Experian, TransUnion and Equifax are three credit reporting bureaus that collect information shared with you by your creditors and list this information in personal consumer reports. That information is bought by companies and can have a profound impact on whether you get new credit, are approved to lease an apartment or even qualify for a new job. With so much information gathered there is always a good chance that you will find a mistake. When a mistake is found, you need to take action and have a correction made.
1. Review your credit reports. All three credit reporting bureaus make your consumer credit reports available for free. You can obtain these reports for free once annually through the AnnualCreditReport.com website. Obtain your credit reports, review each one and if mistakes are found, circle that information for future reference.
2. Notify the appropriate credit reporting bureau. A mistake on one credit report does not mean that the same mistakes will be found on your two other reports. In any case, you need to notify the credit bureau in writing to ask them to investigate the error. Contact information is on each bureau’s website. Your letter should include your personal information such as your name, address, contact phone number and your Social Security Number. State which items in your report are incorrect and explain why that information is being disputed. Attach a copy of the page in your report where the mistake can be found. Ask the credit reporting bureau to remove or correct the disputed information.
3. Notify the creditor of the mistake. You can also contact the creditor or company that supplied the wrong information to the credit reporting bureau in the first place. The company may have confused your name with someone else’s or the information may be outdated. Ask to have it corrected and that further notifications to the credit bureaus cease.
4. Wait for a change. It will take at least 30 days and up to 90 days for your credit reports to reflect the correct information. Once sufficient time has passed, you may be allowed to obtain a corrected copy of your credit report at no charge to you. Your state’s laws determine whether that is so.
Credit mistakes can hurt you by driving down your credit score.

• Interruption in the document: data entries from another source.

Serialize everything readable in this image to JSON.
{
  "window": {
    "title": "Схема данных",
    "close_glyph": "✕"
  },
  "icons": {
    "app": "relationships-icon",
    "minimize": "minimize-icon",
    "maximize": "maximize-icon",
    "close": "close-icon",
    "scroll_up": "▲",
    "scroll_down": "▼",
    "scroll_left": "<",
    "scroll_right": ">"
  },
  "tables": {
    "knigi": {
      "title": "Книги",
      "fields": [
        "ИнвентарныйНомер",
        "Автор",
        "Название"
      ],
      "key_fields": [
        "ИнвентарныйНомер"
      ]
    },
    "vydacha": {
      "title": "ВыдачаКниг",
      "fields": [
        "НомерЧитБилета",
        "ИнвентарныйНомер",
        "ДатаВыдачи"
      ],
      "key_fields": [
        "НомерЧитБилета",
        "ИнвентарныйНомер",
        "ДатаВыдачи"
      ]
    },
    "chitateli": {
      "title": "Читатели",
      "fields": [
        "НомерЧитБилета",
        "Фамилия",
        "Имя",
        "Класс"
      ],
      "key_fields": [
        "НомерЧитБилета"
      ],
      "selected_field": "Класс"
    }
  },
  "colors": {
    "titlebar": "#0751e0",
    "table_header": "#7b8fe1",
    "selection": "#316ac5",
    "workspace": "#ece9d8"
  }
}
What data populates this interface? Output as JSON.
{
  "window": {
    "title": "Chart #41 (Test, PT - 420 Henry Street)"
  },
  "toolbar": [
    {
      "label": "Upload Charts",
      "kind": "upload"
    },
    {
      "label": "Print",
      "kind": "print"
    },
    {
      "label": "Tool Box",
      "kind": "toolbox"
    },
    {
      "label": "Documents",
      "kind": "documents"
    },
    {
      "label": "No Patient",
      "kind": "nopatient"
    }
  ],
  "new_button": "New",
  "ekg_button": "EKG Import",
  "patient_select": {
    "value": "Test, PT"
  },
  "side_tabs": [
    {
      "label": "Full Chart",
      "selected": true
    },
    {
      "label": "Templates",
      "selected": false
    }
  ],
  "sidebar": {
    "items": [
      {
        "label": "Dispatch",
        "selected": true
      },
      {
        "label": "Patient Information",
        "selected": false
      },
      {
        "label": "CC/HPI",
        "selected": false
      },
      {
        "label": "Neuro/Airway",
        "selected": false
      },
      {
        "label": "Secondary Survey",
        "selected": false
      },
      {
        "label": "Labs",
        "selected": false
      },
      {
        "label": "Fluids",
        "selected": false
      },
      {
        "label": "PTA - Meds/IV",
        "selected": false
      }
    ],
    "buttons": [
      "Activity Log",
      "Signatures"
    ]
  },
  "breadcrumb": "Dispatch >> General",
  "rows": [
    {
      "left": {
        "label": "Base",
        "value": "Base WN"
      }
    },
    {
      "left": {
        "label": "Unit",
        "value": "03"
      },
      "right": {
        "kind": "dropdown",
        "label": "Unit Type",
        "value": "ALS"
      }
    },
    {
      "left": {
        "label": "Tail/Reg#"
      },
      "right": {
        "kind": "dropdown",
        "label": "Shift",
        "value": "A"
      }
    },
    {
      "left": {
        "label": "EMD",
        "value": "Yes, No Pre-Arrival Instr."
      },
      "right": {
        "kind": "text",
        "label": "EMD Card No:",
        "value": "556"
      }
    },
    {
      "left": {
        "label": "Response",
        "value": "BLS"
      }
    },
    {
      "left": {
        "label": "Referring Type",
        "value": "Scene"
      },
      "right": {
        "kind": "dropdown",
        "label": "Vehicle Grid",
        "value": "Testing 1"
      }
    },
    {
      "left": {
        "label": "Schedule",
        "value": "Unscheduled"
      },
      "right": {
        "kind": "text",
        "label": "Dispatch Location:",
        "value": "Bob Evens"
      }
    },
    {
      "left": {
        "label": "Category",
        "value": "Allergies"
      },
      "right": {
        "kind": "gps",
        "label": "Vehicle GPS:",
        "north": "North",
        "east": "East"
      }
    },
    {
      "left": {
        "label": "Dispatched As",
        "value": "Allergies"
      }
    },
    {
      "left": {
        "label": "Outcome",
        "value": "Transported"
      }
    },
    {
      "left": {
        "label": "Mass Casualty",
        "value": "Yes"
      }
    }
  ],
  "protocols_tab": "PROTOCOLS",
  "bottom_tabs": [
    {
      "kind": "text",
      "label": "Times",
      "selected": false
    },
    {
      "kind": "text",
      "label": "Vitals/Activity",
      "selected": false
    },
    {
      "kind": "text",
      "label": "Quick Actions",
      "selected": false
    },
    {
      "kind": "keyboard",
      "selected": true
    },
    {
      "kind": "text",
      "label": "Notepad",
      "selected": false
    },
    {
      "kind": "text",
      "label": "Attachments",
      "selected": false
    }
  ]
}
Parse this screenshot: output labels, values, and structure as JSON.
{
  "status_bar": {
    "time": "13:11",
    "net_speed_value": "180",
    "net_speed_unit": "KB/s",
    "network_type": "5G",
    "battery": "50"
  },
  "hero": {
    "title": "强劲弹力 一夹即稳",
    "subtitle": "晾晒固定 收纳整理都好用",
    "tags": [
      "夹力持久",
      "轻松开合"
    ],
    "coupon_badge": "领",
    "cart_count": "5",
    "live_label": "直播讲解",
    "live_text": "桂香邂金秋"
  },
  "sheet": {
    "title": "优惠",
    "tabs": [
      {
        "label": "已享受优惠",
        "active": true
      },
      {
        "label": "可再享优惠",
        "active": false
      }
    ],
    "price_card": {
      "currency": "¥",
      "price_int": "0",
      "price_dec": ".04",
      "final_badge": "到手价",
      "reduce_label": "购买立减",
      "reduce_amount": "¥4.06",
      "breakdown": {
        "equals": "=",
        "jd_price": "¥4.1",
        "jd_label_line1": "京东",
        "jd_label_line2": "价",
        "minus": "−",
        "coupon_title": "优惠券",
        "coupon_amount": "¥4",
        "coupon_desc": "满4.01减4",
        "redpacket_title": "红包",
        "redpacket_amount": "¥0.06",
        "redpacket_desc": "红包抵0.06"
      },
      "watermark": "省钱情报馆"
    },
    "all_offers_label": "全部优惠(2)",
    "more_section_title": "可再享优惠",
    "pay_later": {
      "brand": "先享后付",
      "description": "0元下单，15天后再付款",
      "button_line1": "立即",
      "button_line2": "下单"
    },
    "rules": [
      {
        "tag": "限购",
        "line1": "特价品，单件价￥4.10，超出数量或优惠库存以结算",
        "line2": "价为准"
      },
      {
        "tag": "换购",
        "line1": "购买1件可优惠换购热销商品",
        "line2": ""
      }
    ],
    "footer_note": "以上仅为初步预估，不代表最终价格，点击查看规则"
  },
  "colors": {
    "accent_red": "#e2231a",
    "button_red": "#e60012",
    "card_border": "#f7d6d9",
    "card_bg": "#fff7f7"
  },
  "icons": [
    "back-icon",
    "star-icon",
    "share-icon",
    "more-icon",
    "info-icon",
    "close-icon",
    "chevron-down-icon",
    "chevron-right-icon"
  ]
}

A low credit score can deny you of new credit or force new or existing interest rates to climb. Always keep tabs on your credit and dispute discovered errors immediately.
See Also — 3 Signs to Spot Fraud in Your Credit Report